  • The Blind Watchmaker says:

    Just finished an after lunch cup of Joe. Ahhh.

  • WhizBANG! says:

    The first lady is pushing proven remedies for obesity and, ultimately, diabetes: good eating habits and exercise, but the tea-bagger types decry that as "the guvment telling me what to do."
    Dr. Oz is a capitalist. I guess they want us to let the markets sort out what works in medicine.

    • Rob says:

      Except there's a difference between "educating me" on what I should and shouldn't be eating so I can make an informed choice... which sometimes may include things that aren't so good for me... and using laws to eliminate the choice in the first place.

  • Kathy says:

    Sigh. Oprah did incalculable damage letting Dr. Oz appear on her show last year as a "diabetes expert." I guess according to him, vinegar prevents organ failure too? (In the case of us type 1 diabetics out here)

    (By the way I am a case study in the preservative powers of caffeine, at least in Diet Coke form...28 years of the stuff and I'm neither dead of cancer nor cured of diabetes, but still hanging on to both eyes, kidneys and feet. Yay!)

    • OleanderTea says:

      " I guess according to him, vinegar prevents organ failure too?"

      Well, you could certainly use vinegar to preserve organs. Though "preservation" is probably not quite the same thing as "prevention". ;-)

  • A. Marina Fournier says:

    Wasn't he suggested as a candidate for Surgeon General a couple of years back?

    I'm sorry, but "America's doctor" just retired: Dr. Dean Edell was a great debunker of medical fraud and quackery, woo, celebrity endorsements, and "alternative" medicine.
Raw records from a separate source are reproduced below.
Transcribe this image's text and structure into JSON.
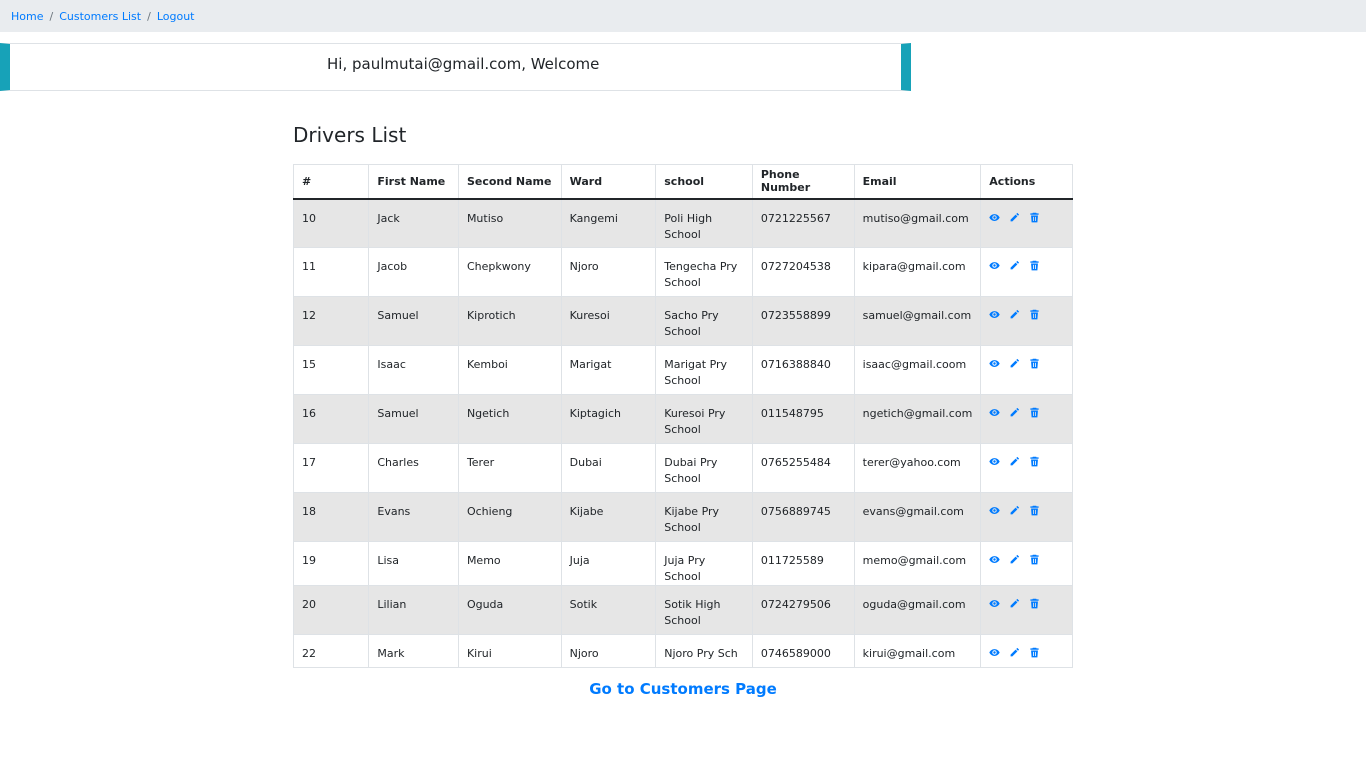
{
  "breadcrumb": {
    "items": [
      "Home",
      "Customers List",
      "Logout"
    ],
    "separator": "/"
  },
  "welcome": {
    "message": "Hi, paulmutai@gmail.com, Welcome"
  },
  "page": {
    "title": "Drivers List"
  },
  "table": {
    "headers": [
      "#",
      "First Name",
      "Second Name",
      "Ward",
      "school",
      "Phone Number",
      "Email",
      "Actions"
    ],
    "rows": [
      {
        "id": "10",
        "first_name": "Jack",
        "second_name": "Mutiso",
        "ward": "Kangemi",
        "school": "Poli High School",
        "phone": "0721225567",
        "email": "mutiso@gmail.com"
      },
      {
        "id": "11",
        "first_name": "Jacob",
        "second_name": "Chepkwony",
        "ward": "Njoro",
        "school": "Tengecha Pry School",
        "phone": "0727204538",
        "email": "kipara@gmail.com"
      },
      {
        "id": "12",
        "first_name": "Samuel",
        "second_name": "Kiprotich",
        "ward": "Kuresoi",
        "school": "Sacho Pry School",
        "phone": "0723558899",
        "email": "samuel@gmail.com"
      },
      {
        "id": "15",
        "first_name": "Isaac",
        "second_name": "Kemboi",
        "ward": "Marigat",
        "school": "Marigat Pry School",
        "phone": "0716388840",
        "email": "isaac@gmail.coom"
      },
      {
        "id": "16",
        "first_name": "Samuel",
        "second_name": "Ngetich",
        "ward": "Kiptagich",
        "school": "Kuresoi Pry School",
        "phone": "011548795",
        "email": "ngetich@gmail.com"
      },
      {
        "id": "17",
        "first_name": "Charles",
        "second_name": "Terer",
        "ward": "Dubai",
        "school": "Dubai Pry School",
        "phone": "0765255484",
        "email": "terer@yahoo.com"
      },
      {
        "id": "18",
        "first_name": "Evans",
        "second_name": "Ochieng",
        "ward": "Kijabe",
        "school": "Kijabe Pry School",
        "phone": "0756889745",
        "email": "evans@gmail.com"
      },
      {
        "id": "19",
        "first_name": "Lisa",
        "second_name": "Memo",
        "ward": "Juja",
        "school": "Juja Pry School",
        "phone": "011725589",
        "email": "memo@gmail.com"
      },
      {
        "id": "20",
        "first_name": "Lilian",
        "second_name": "Oguda",
        "ward": "Sotik",
        "school": "Sotik High School",
        "phone": "0724279506",
        "email": "oguda@gmail.com"
      },
      {
        "id": "22",
        "first_name": "Mark",
        "second_name": "Kirui",
        "ward": "Njoro",
        "school": "Njoro Pry Sch",
        "phone": "0746589000",
        "email": "kirui@gmail.com"
      }
    ],
    "action_icons": [
      "eye-icon",
      "pencil-icon",
      "trash-icon"
    ]
  },
  "footer": {
    "link_label": "Go to Customers Page"
  },
  "colors": {
    "accent": "#007bff",
    "welcome_border": "#17a2b8",
    "breadcrumb_bg": "#e9ecef",
    "stripe": "#e6e6e6"
  }
}
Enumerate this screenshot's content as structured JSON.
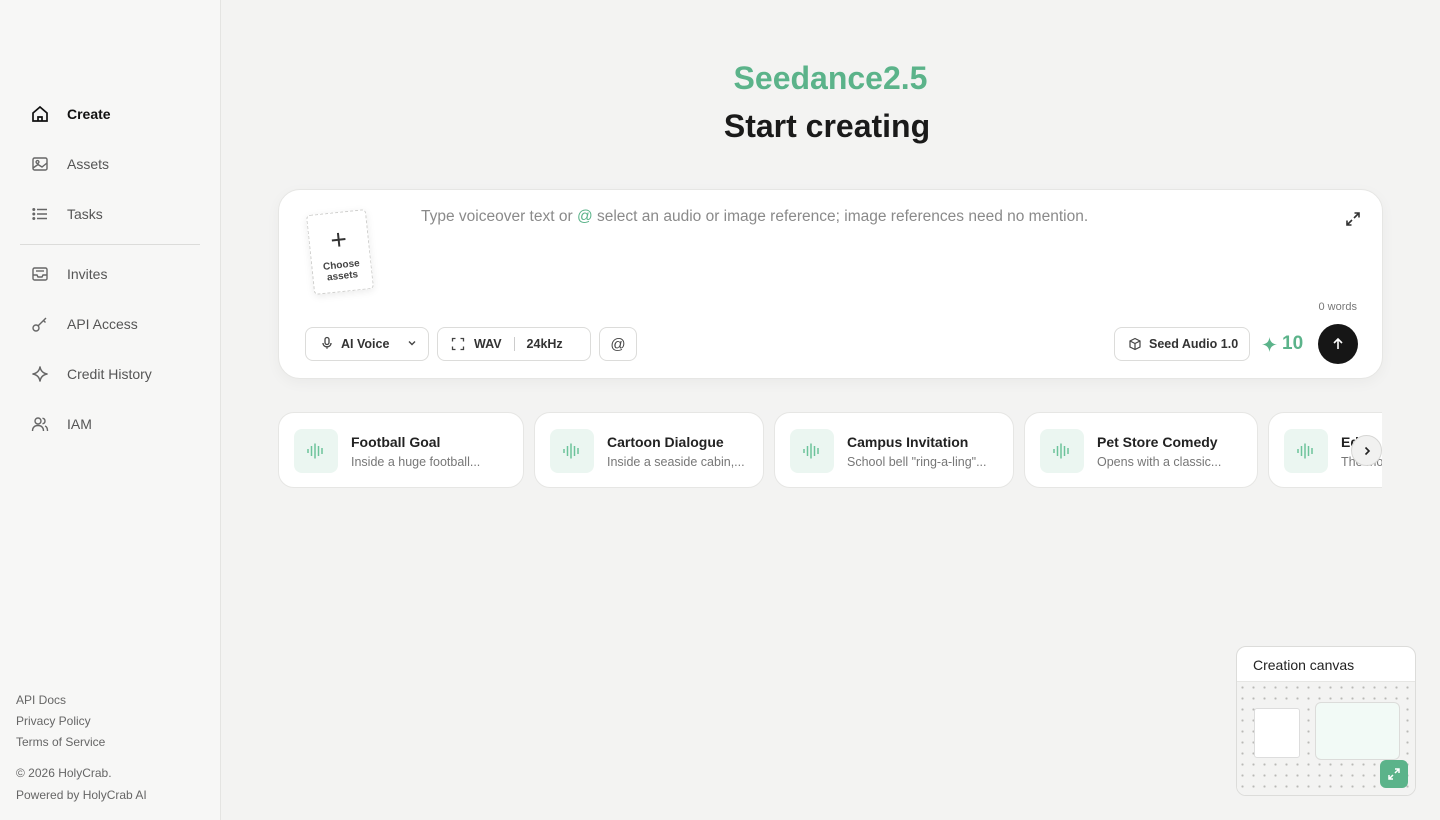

He emphasized the importance of controlled, double-blind studies with a decent sized study population, with reproducible results. I miss his program, as it always gave me something to think about, and useful information. He would never have accepted this guy's "diabetes cure/control", but would have pointed out the fallacies and holes in logic & science.

    If asked, he was not interested in the post of Surgeon General...and his vice, or addiction, was coffee.

    He, too, held with the non-sexy view of "eat fewer calories than you use" in order to lose weight, but not to deprive yourself of foods you enjoy--just eat smaller portions of them. He thought well of Mrs. Obama's campaign.

    • Peggy says:

      Yes! Dr. Edell was a staple around my house growing up. He always seemed to give such reasonable sound advice.

      I caught a bit Dr. Oz's TV show and it was appalling. He was on an Oprah-like set, wearing scrubs for some reason, and shilling for some new cosmetic surgery procedure. Awful.

  • Katharine says:

    Dr. Oz's wife is a Reiki bullshit practitioner. Oz is a dumbass. News at 11.

  • OleanderTea says:

    I had to make my doctor's office turn off Dr. Oz that day, because in addition to giving out shite advice, he was causing my (low-normal) blood pressure to rise.

    I did point my doc in the direction of this blog for Pal MD's remarks about Dr. Oz. (Hi, Dr. Z!)

  • skeptifem says:

    I have heard a lot of ridiculous woo about food from doctors/nurses just walking around the hospital. From what I understand nutrition education on it isn't that great for MDs and RNs. Nutritionists aren't utilized as much as they should be.

  • CherylK says:

    Thank you for this article...I just get so disgusted when these types fall all over themselves once they hit the limelight. Dr. Oz and Dr. Phil are cut out of the same cloth, unfortunately.

    I'm not diabetic but it's in my genes and I'd like to keep myself healthy enough that I won't ever develop it. I don't need or want unreliable medical advice from show biz.

  • chall says:

    I guess most of everything is "quick fix" and "magic fix", not to mention sexy.

    The coffee-diabetes linkage is less proven than exercise-diabetes, so if he really wanted to 'help' he could repeat the boring "move your body" and "eat less to loose weight". I guess though, that doesn't give you endorsements from all the food producers or nutrition suppliment manufactorers?

  • Vicki says:

    If he must have endorsements, how about "get out there and walk" and look for a tie-in with a sneaker company?

  • [...] Oz and other medical charismatics love aphorisms.  They make good sound bites, they're easy and quick to read, and consumers love them, but cui bono?  Certainly not patients [...]